ZEIT ONLINE: However, the poorest people in particular are likely to suffer from inflation.
Astrov: Yes, more people in Russia are likely to fall below the poverty line in the coming months. This was also the case in the 2014 economic crisis, three-quarters of which was triggered by falling oil prices and only about a quarter by Western sanctions. Many Russians will soon be able to buy only the essentials. Retirees, for example, often live very restricted lives. Housing costs are not a big problem in themselves, since a large part of the apartments are owned. In the 1990s, most apartments in Russia were privatized almost free of charge. But even before the war, the average pension was only $200; with the recent devaluation of the ruble it will be much lower. They are often supported by their working children or even live with them because they cannot afford their own housing. Many do not travel abroad, do not go to bars.
ZEIT ONLINE: Does that apply equally to cities and rural areas?
Astrov: No, poverty is less widespread in Moscow and other big cities, and people there earn more on average. Their standard of living will drop if they can no longer travel abroad as usual or buy smartphones or certain brands of clothing. But most of them will not be affected by poverty. In rural areas, on the other hand, many families are self-sufficient in food, so they do not feel the effects of rising prices as much. People from small towns and suburbs with lower incomes are the most affected because they have to spend much of their money on food and other products. However, it is not yet clear how bad it will actually be. We will only know in a few weeks or months.
ZEIT ONLINE: What if the West also stopped energy imports from Russia?
Astrov: That would be a financial disaster for Russia. The combined share of oil and gas in Russian exports is 60 percent. Tax revenue from the energy sector accounts for 40 percent of Russia’s budget. Among other things, there would certainly be cuts in social spending, even if they are not particularly high anyway.

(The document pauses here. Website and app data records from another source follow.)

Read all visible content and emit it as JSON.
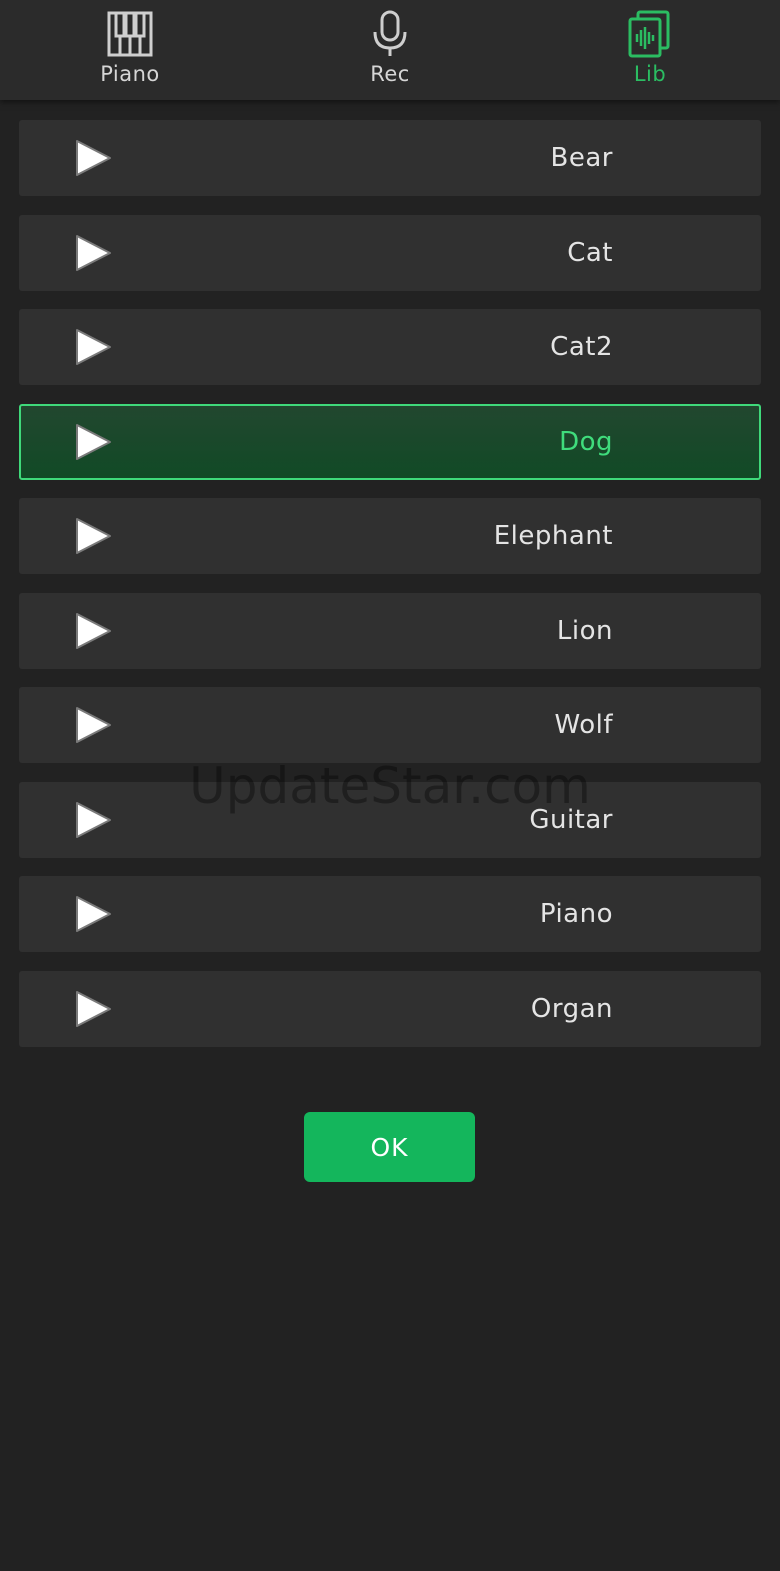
{
  "tabs": [
    {
      "label": "Piano",
      "icon": "piano-keys-icon"
    },
    {
      "label": "Rec",
      "icon": "microphone-icon"
    },
    {
      "label": "Lib",
      "icon": "audio-library-icon",
      "active": true
    }
  ],
  "sounds": [
    {
      "name": "Bear"
    },
    {
      "name": "Cat"
    },
    {
      "name": "Cat2"
    },
    {
      "name": "Dog",
      "selected": true
    },
    {
      "name": "Elephant"
    },
    {
      "name": "Lion"
    },
    {
      "name": "Wolf"
    },
    {
      "name": "Guitar"
    },
    {
      "name": "Piano"
    },
    {
      "name": "Organ"
    }
  ],
  "watermark": "UpdateStar.com",
  "ok_label": "OK",
  "colors": {
    "background": "#222222",
    "accent": "#2bbd62",
    "selected_border": "#3fd97a",
    "ok_button": "#14b65c"
  }
}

ZEIT ONLINE: Do you expect the population to revolt against Putin so strongly that it reduces his power?
Astrov: Honestly no. The Russian population is divided when it comes to the war: a large proportion support it and see the West as the cause of an economic war, while a large proportion also condemns it. But I think most Russians are unlikely to openly resist. Especially since the state is becoming increasingly repressive and resistance is subject to harsh sanctions.
ZEIT ONLINE: How likely is Russia to find alternatives to losing economic relations with the West? China’s foreign minister recently said: “No matter how treacherous the international storm is, China and Russia will uphold their strategic resolve and push forward the comprehensive cooperative partnership in the new era.”
Astrov: China will certainly be able to absorb some of Russia’s problems. Companies there could, for example, supply more and more high-tech products or consumer electronics and take over some of the vehicle production. But if they gain market power in this way, they will drive prices up again. And the quality of products will be lower than before. Other than China, however, I don’t see any major options for Russia.
ZEIT ONLINE: Isn’t Russia strengthening its domestic production?
Astrov: In the long term, that is a possibility. But it would take years for Russia to develop enough capability of its own. In the Soviet Union you could see where this model was going: there was a lot of domestic production, for example of cars, but the quality was poor. One thing is certain: the Russian population will be severely curtailed in the coming years as a result of the economic fallout from the war.
ZEIT ONLINE: Would people in Germany realize how people in Russia are doing economically? The country closes down, independent journalists leave.
Astrov: In reality, this is getting more and more difficult: Facebook and Twitter have already been largely blocked by the Russian government, WhatsApp and Telegram still work. Also, Russians are becoming less willing to talk about sensitive issues, and that now includes the economy.